The rectangle, oval, and arc drawn objects can also include optional text notes, as described on this page. If you enter a text note associated with one of these shapes, you will be presented a dialog box like the one below. There is a checkbox at the bottom of the box that lets you dictate whether you would like your text note to be public or not.
From then on, any time you mouse over the highlighted area, it will show the text note.
Each of these drawn objects also has its own Style dialog box so you can fine-tune the appearance of the highlights. As you change the slider bars, you will instantly see what the highlight would look like. Importantly, you can also make the opacity so low as to be totally invisible. This is useful if you want to put text notes on a chart without having any visible shape showing.
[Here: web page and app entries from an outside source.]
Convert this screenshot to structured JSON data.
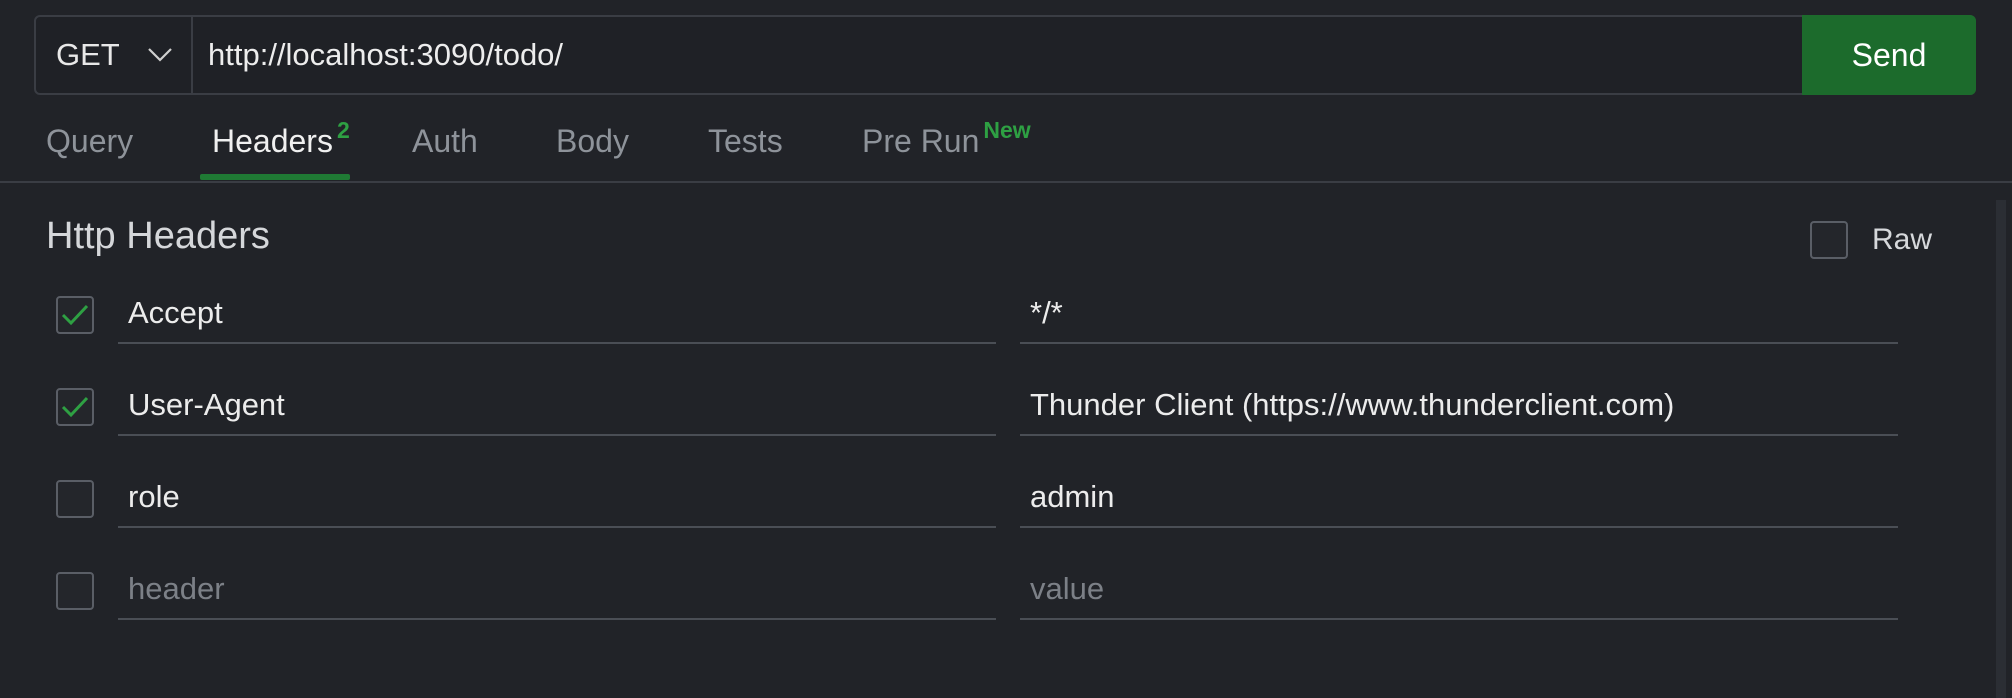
{
  "request": {
    "method": "GET",
    "url": "http://localhost:3090/todo/",
    "send_label": "Send"
  },
  "tabs": [
    {
      "label": "Query",
      "badge": ""
    },
    {
      "label": "Headers",
      "badge": "2"
    },
    {
      "label": "Auth",
      "badge": ""
    },
    {
      "label": "Body",
      "badge": ""
    },
    {
      "label": "Tests",
      "badge": ""
    },
    {
      "label": "Pre Run",
      "badge": "New"
    }
  ],
  "active_tab": "Headers",
  "headers_panel": {
    "title": "Http Headers",
    "raw_label": "Raw",
    "raw_checked": false,
    "rows": [
      {
        "key": "Accept",
        "value": "*/*",
        "checked": true
      },
      {
        "key": "User-Agent",
        "value": "Thunder Client (https://www.thunderclient.com)",
        "checked": true
      },
      {
        "key": "role",
        "value": "admin",
        "checked": false
      }
    ],
    "new_row": {
      "key_placeholder": "header",
      "value_placeholder": "value",
      "checked": false
    }
  },
  "colors": {
    "background": "#212328",
    "accent_green": "#1c6b2c",
    "badge_green": "#2ea043",
    "check_green": "#2ea043"
  }
}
The entry of text notes is the “input” that Slopers contribute. The “output” is just as interesting, however, because you can search through the text notes of all Slopers to see the charts they have posted and what their annotations are.
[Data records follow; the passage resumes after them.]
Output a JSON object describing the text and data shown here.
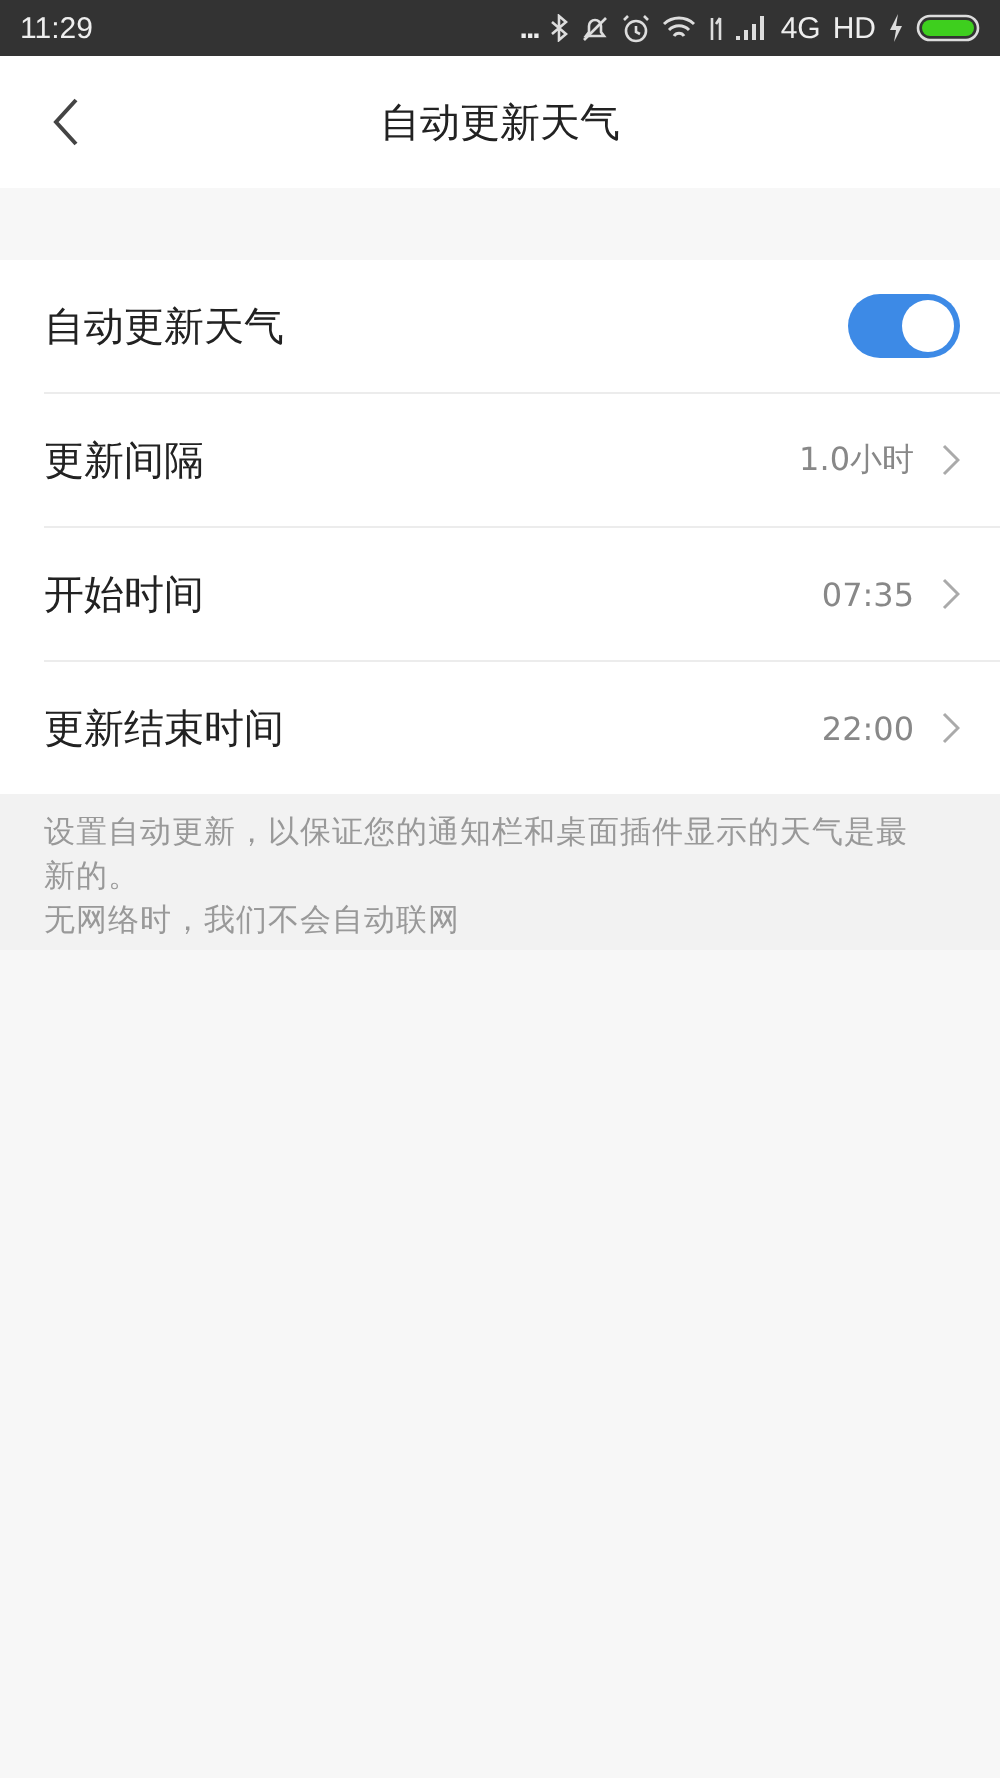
{
  "status_bar": {
    "time": "11:29",
    "dots": "...",
    "network": "4G",
    "hd": "HD"
  },
  "header": {
    "title": "自动更新天气"
  },
  "rows": [
    {
      "kind": "toggle",
      "label": "自动更新天气",
      "on": true
    },
    {
      "kind": "value",
      "label": "更新间隔",
      "value": "1.0小时"
    },
    {
      "kind": "value",
      "label": "开始时间",
      "value": "07:35"
    },
    {
      "kind": "value",
      "label": "更新结束时间",
      "value": "22:00"
    }
  ],
  "notes": [
    "设置自动更新，以保证您的通知栏和桌面插件显示的天气是最新的。",
    "无网络时，我们不会自动联网"
  ]
}
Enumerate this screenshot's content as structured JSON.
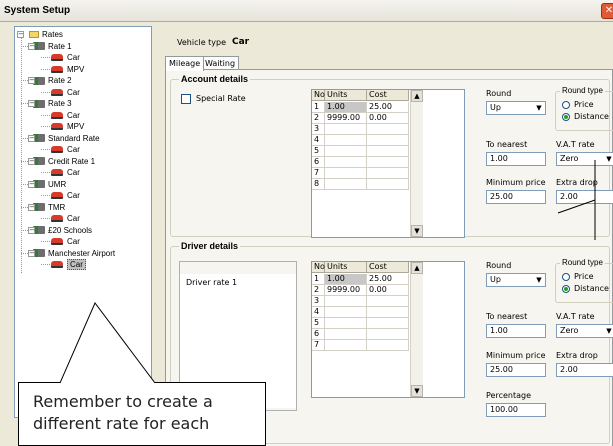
{
  "window": {
    "title": "System Setup",
    "close_glyph": "✕"
  },
  "tree": {
    "root": "Rates",
    "nodes": [
      {
        "label": "Rate 1",
        "kind": "rate"
      },
      {
        "label": "Car",
        "kind": "car"
      },
      {
        "label": "MPV",
        "kind": "car"
      },
      {
        "label": "Rate 2",
        "kind": "rate"
      },
      {
        "label": "Car",
        "kind": "car"
      },
      {
        "label": "Rate 3",
        "kind": "rate"
      },
      {
        "label": "Car",
        "kind": "car"
      },
      {
        "label": "MPV",
        "kind": "car"
      },
      {
        "label": "Standard Rate",
        "kind": "rate"
      },
      {
        "label": "Car",
        "kind": "car"
      },
      {
        "label": "Credit Rate 1",
        "kind": "rate"
      },
      {
        "label": "Car",
        "kind": "car"
      },
      {
        "label": "UMR",
        "kind": "rate"
      },
      {
        "label": "Car",
        "kind": "car"
      },
      {
        "label": "TMR",
        "kind": "rate"
      },
      {
        "label": "Car",
        "kind": "car"
      },
      {
        "label": "£20 Schools",
        "kind": "rate"
      },
      {
        "label": "Car",
        "kind": "car"
      },
      {
        "label": "Manchester Airport",
        "kind": "rate"
      },
      {
        "label": "Car",
        "kind": "car",
        "selected": true
      }
    ]
  },
  "main": {
    "vehicle_type_label": "Vehicle type",
    "vehicle_type_value": "Car",
    "tabs": [
      {
        "label": "Mileage"
      },
      {
        "label": "Waiting"
      }
    ]
  },
  "account": {
    "title": "Account details",
    "special_rate_label": "Special Rate",
    "grid_headers": [
      "No.",
      "Units",
      "Cost"
    ],
    "rows": [
      [
        "1",
        "1.00",
        "25.00"
      ],
      [
        "2",
        "9999.00",
        "0.00"
      ],
      [
        "3",
        "",
        ""
      ],
      [
        "4",
        "",
        ""
      ],
      [
        "5",
        "",
        ""
      ],
      [
        "6",
        "",
        ""
      ],
      [
        "7",
        "",
        ""
      ],
      [
        "8",
        "",
        ""
      ]
    ],
    "round_label": "Round",
    "round_value": "Up",
    "round_type_label": "Round type",
    "round_type_options": [
      "Price",
      "Distance"
    ],
    "round_type_selected": "Distance",
    "to_nearest_label": "To nearest",
    "to_nearest_value": "1.00",
    "vat_label": "V.A.T rate",
    "vat_value": "Zero",
    "min_price_label": "Minimum price",
    "min_price_value": "25.00",
    "extra_drop_label": "Extra drop",
    "extra_drop_value": "2.00"
  },
  "driver": {
    "title": "Driver details",
    "list_items": [
      "Driver rate 1"
    ],
    "grid_headers": [
      "No.",
      "Units",
      "Cost"
    ],
    "rows": [
      [
        "1",
        "1.00",
        "25.00"
      ],
      [
        "2",
        "9999.00",
        "0.00"
      ],
      [
        "3",
        "",
        ""
      ],
      [
        "4",
        "",
        ""
      ],
      [
        "5",
        "",
        ""
      ],
      [
        "6",
        "",
        ""
      ],
      [
        "7",
        "",
        ""
      ]
    ],
    "round_label": "Round",
    "round_value": "Up",
    "round_type_label": "Round type",
    "round_type_options": [
      "Price",
      "Distance"
    ],
    "round_type_selected": "Distance",
    "to_nearest_label": "To nearest",
    "to_nearest_value": "1.00",
    "vat_label": "V.A.T rate",
    "vat_value": "Zero",
    "min_price_label": "Minimum price",
    "min_price_value": "25.00",
    "extra_drop_label": "Extra drop",
    "extra_drop_value": "2.00",
    "percentage_label": "Percentage",
    "percentage_value": "100.00"
  },
  "callout": {
    "text": "Remember to create a different rate for each"
  },
  "colors": {
    "selection": "#c0c0c0",
    "accent": "#21a121",
    "close": "#e05a36"
  }
}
To do this, click on the Watch Lists link and choose Search Public Notes.
Type in whatever word or phrase you would like to search and click OK.
Whatever symbols are found will be displayed in alphabetical order in a special new watch list called Search Result. You can go through this watch list just as you would any other.
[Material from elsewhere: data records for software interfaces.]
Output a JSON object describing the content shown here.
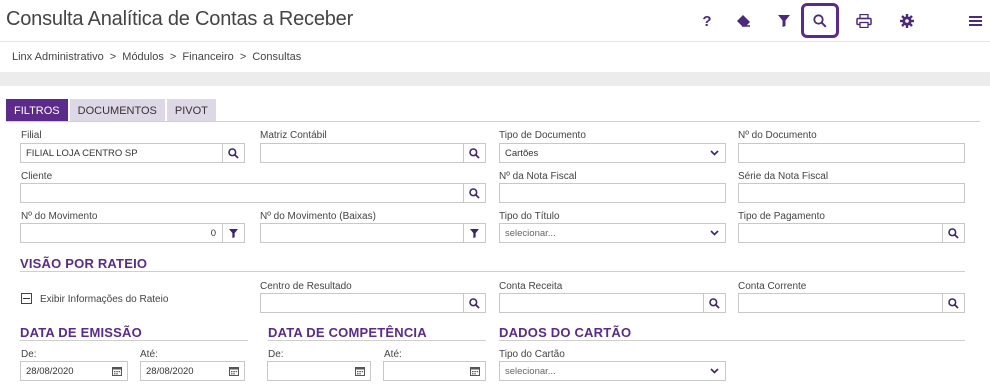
{
  "header": {
    "title": "Consulta Analítica de Contas a Receber",
    "icons": [
      "help-icon",
      "eraser-icon",
      "filter-icon",
      "search-icon",
      "print-icon",
      "gear-icon",
      "menu-icon"
    ],
    "help_glyph": "?"
  },
  "breadcrumb": [
    "Linx Administrativo",
    ">",
    "Módulos",
    ">",
    "Financeiro",
    ">",
    "Consultas"
  ],
  "tabs": [
    "FILTROS",
    "DOCUMENTOS",
    "PIVOT"
  ],
  "filters": {
    "filial_label": "Filial",
    "filial_value": "FILIAL LOJA CENTRO SP",
    "matriz_label": "Matriz Contábil",
    "tipo_doc_label": "Tipo de Documento",
    "tipo_doc_value": "Cartões",
    "num_doc_label": "Nº do Documento",
    "cliente_label": "Cliente",
    "nf_label": "Nº da Nota Fiscal",
    "serie_label": "Série da Nota Fiscal",
    "movimento_label": "Nº do Movimento",
    "movimento_value": "0",
    "movimento_baixas_label": "Nº do Movimento (Baixas)",
    "tipo_titulo_label": "Tipo do Título",
    "tipo_titulo_value": "selecionar...",
    "tipo_pag_label": "Tipo de Pagamento"
  },
  "rateio": {
    "section": "VISÃO POR RATEIO",
    "checkbox_label": "Exibir Informações do Rateio",
    "centro_label": "Centro de Resultado",
    "conta_receita_label": "Conta Receita",
    "conta_corrente_label": "Conta Corrente"
  },
  "emissao": {
    "section": "DATA DE EMISSÃO",
    "de_label": "De:",
    "de_value": "28/08/2020",
    "ate_label": "Até:",
    "ate_value": "28/08/2020"
  },
  "competencia": {
    "section": "DATA DE COMPETÊNCIA",
    "de_label": "De:",
    "ate_label": "Até:"
  },
  "cartao": {
    "section": "DADOS DO CARTÃO",
    "tipo_label": "Tipo do Cartão",
    "tipo_value": "selecionar..."
  },
  "colors": {
    "accent": "#5b2a8a",
    "tab_inactive": "#ddd7e6",
    "icon": "#3e2470"
  }
}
As you look at the symbols, the chart will be displayed with any and all notes from all the users. All the annotated shapes will be displayed as a simple outline (irrespective of the colors and opacities used by the original posters), and you can mouse over any of these areas to see what each note says.
If you want to remove the search result watch list, right click on it and click Delete.
Finally, if you’d like to be exposed to all public notes at all times, just go to the Preferences icon (extreme right icon in SlopeCharts) and check the “View all public notes” checkbox. As long as you are in this mode, you’ll see rectangles denoting where anyone has made a note, and you can mouse over those shapes to see what it is they wrote about that portion of the chart.